So you think that True Love Waits was just about not going too far with your girlfriend and waiting until you were married? A fad that swept American evangelicalism by storm before, surprise, surprise, burning out in the white hot flame of those who couldn’t?
What’s the real concern that True Love Waits simply glossed over? It was our culture of immediacy. The desire to have now, what was not ours rightfully to have now. Not something that is wrong across time and space, but wrong in this time and in that space.
And if you are a church planter then let me assure you that the same “I want it now” immediacy that is crippling our culture in terms of sex, credit debt, desire fulfilment of all sorts, is crouching at the door ready to master you.
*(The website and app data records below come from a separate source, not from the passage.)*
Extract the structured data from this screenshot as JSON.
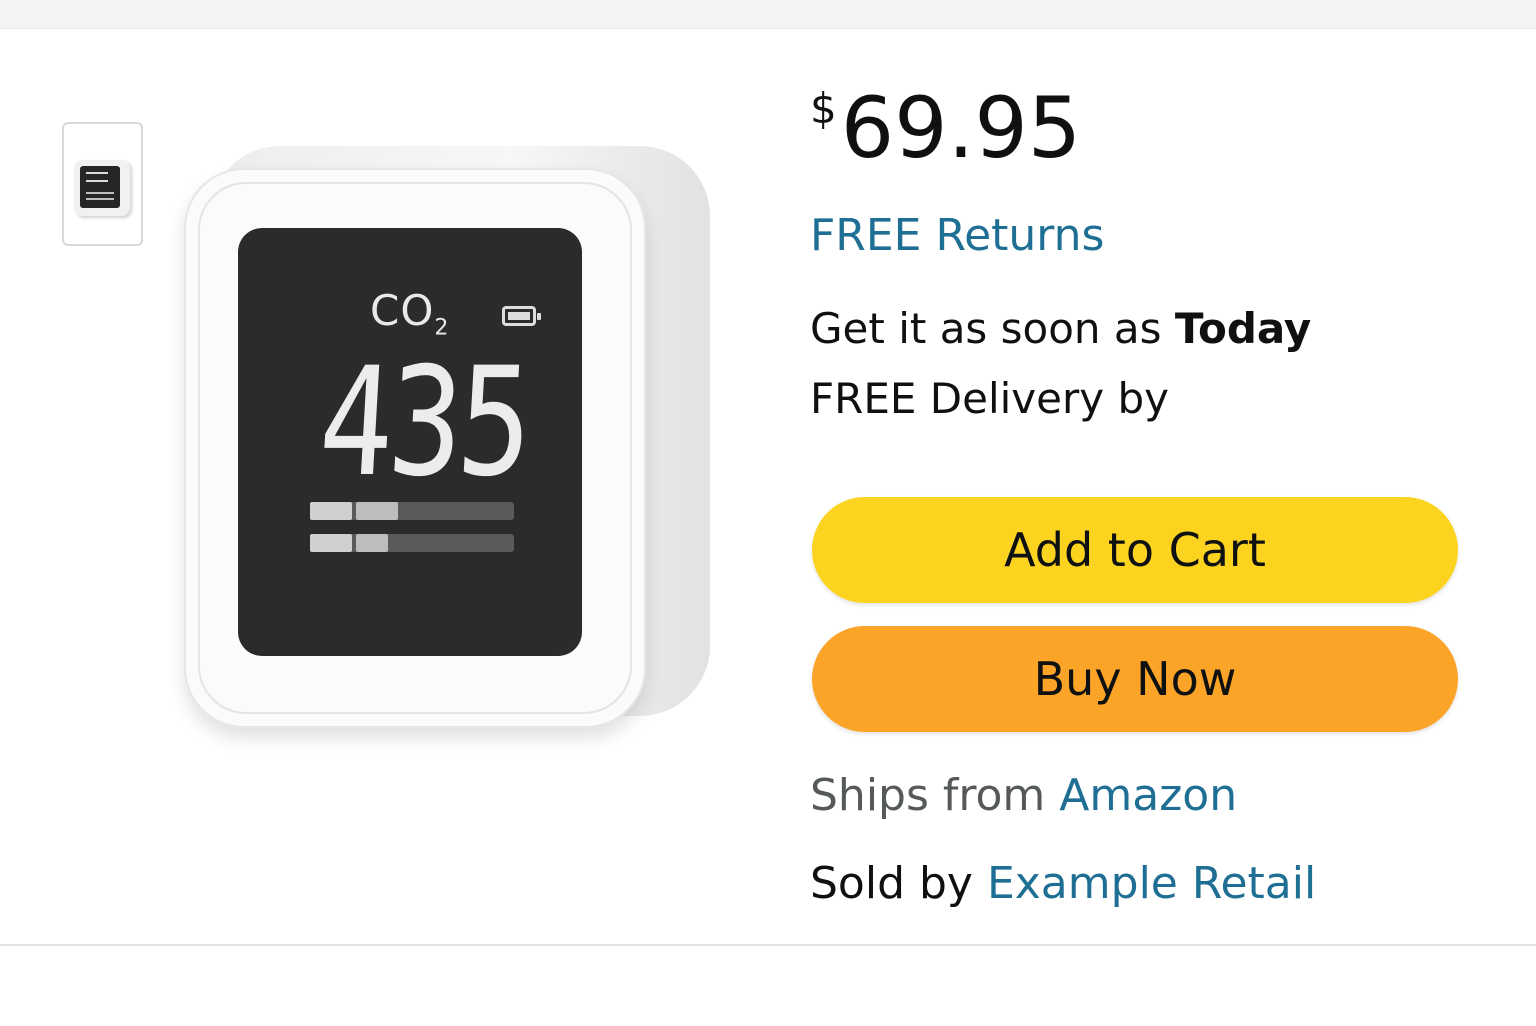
{
  "product": {
    "image_alt": "CO2 monitor",
    "display": {
      "gas_label": "CO",
      "gas_subscript": "2",
      "reading": "435"
    }
  },
  "offer": {
    "currency_symbol": "$",
    "price": "69.95",
    "free_returns": "FREE Returns",
    "delivery_prefix": "Get it as soon as",
    "delivery_day": "Today",
    "delivery_line2": "FREE Delivery by"
  },
  "actions": {
    "add_to_cart": "Add to Cart",
    "buy_now": "Buy Now"
  },
  "seller": {
    "ships_from_label": "Ships from",
    "ships_from_value": "Amazon",
    "sold_by_label": "Sold by",
    "sold_by_value": "Example Retail"
  },
  "colors": {
    "add_to_cart": "#fcd41f",
    "buy_now": "#fca428",
    "link": "#1f6f95",
    "text": "#0f1111"
  }
}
What do I mean by this? Simply that church planters are in their very nature impatient. You are, if that’s you, in all likelihood, planting a church because you saw the crying need in your context for a gospel church plant that would break the inertia of no one being evangelised or converted on anything like a regular basis. You are planting a church because you want to cut red tape, green tape, blue tape. Give you a roll of Sellotape and you will cut it to shreds.
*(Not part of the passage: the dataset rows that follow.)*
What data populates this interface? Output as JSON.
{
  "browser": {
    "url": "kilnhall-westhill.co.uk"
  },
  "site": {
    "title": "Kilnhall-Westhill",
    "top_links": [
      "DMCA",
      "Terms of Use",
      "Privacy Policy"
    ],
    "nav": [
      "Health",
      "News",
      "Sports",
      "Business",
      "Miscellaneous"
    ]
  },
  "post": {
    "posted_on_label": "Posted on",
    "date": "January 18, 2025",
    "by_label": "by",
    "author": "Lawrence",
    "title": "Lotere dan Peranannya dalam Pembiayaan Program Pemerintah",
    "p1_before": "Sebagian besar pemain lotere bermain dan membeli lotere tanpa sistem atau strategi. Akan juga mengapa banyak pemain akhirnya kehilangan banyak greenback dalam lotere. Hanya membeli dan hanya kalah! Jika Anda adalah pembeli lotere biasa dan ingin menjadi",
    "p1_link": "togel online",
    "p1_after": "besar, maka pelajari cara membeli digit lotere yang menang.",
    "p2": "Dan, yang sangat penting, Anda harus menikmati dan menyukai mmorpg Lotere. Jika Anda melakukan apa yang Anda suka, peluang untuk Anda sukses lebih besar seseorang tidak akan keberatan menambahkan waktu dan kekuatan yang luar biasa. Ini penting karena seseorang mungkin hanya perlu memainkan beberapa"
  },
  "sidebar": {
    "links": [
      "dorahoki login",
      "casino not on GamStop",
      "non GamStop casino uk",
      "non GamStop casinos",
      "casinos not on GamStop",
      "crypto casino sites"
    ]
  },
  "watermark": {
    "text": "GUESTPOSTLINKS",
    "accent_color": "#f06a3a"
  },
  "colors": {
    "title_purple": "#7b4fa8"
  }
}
And then the church plant actually launches. And it’s like the dog that finally caught the car and is now busy deciding what to do with it. You have boundless energy, your core team has boundless energy, at least you think they do. You are raring to go.
Well, here is what I have discovered after launching out once or twice into a new church plant: True Love Waits.
True Love Waits for those who think they knew what they were getting themselves into, to actually realise what they were getting themselves into. I give it a year. How many people are you willing to burn out just to make it happen now? Probably quite a few until the next one is you – or your wife.
True Love Waits for the church to bed itself into the new community. Just because you think you are new and exciting and worth coming to, doesn’t mean the average person living in the same suburb does. In fact they have new and exciting sitting in the driveway, or in the theatre room (the advertising campaign told them so anyway). Your aim is not to be new and exciting, but to demonstrate faithful longevity and a certain gravitas that burnishes more richly, rather than fades, over time.
True Love Waits for the gospel of God to do the work that the God of the gospel has promised to do. Hence when Paul says in 1 Corinthians 3:7 that God gave the growth, what he is really saying is that God gave the growth. And that would be the God who called Abraham, and announced his blessings to him, thousands of years before the coming of Messiah who ushered those blessings in in their fulness.
True Love Waits means you might have to commit to staying in that church in that suburb for the next twenty years. Yep, that suburb, you know, the one that is always threatening to take off, but like a poorly designed aeroplane next actually gets off the ground in order to become that funky, cafe laden, university-student-filled suburb your vision casting night predicted? This is crucial. In an era when the average 30 year old will have three or four careers, never mind places of employment, by the time they retire, can you buck the trend and just stay put?
Five years seems beyond most people these days, but isn’t that the problem of the instant? If you’re a married church planter, think about your marriage. Surely true love waits in your marriage! You wait through some rocky years, or wait out those sleepless baby years, or wait for those slightly stale, never getting the sex or intimacy thing quite right years to dissipate (but go see a marriage counsellor whilst you are waiting – Ed Tripp). And then something clicks. Something pings. And you sense that the last fifteen year, you have been waiting for this time.
Well, take that and apply it to your church plant. Look, if your church is down to you and your wife and three kids in the lounge, and one of the kids texts from their bedroom to say they can’t make it this morning cos they slept in, well maybe then you should be shutting that thing down. But other than that, true love waits.
Church planter: don’t prep up a sermon application on the way the culture is constantly desiring the “now”, worshipping at the idol of the immediate, or failing to learn from history, if at the same time you are slowly seething at the failure of your crew to “get it”, or the lack of drive in that young family with young kids who you thought were your model evangelists. The test will be your level of joy. If you spike into excitement that “this thing can really work” one week, before plunging into self-loathing and despair the next, perhaps you’re not bipolar, but simply not loving enough to be patient. And you know what 1 Corinthians 13 says about true love – it waits.
Very encouraging. Thanks, as always.
You must log in to post a comment.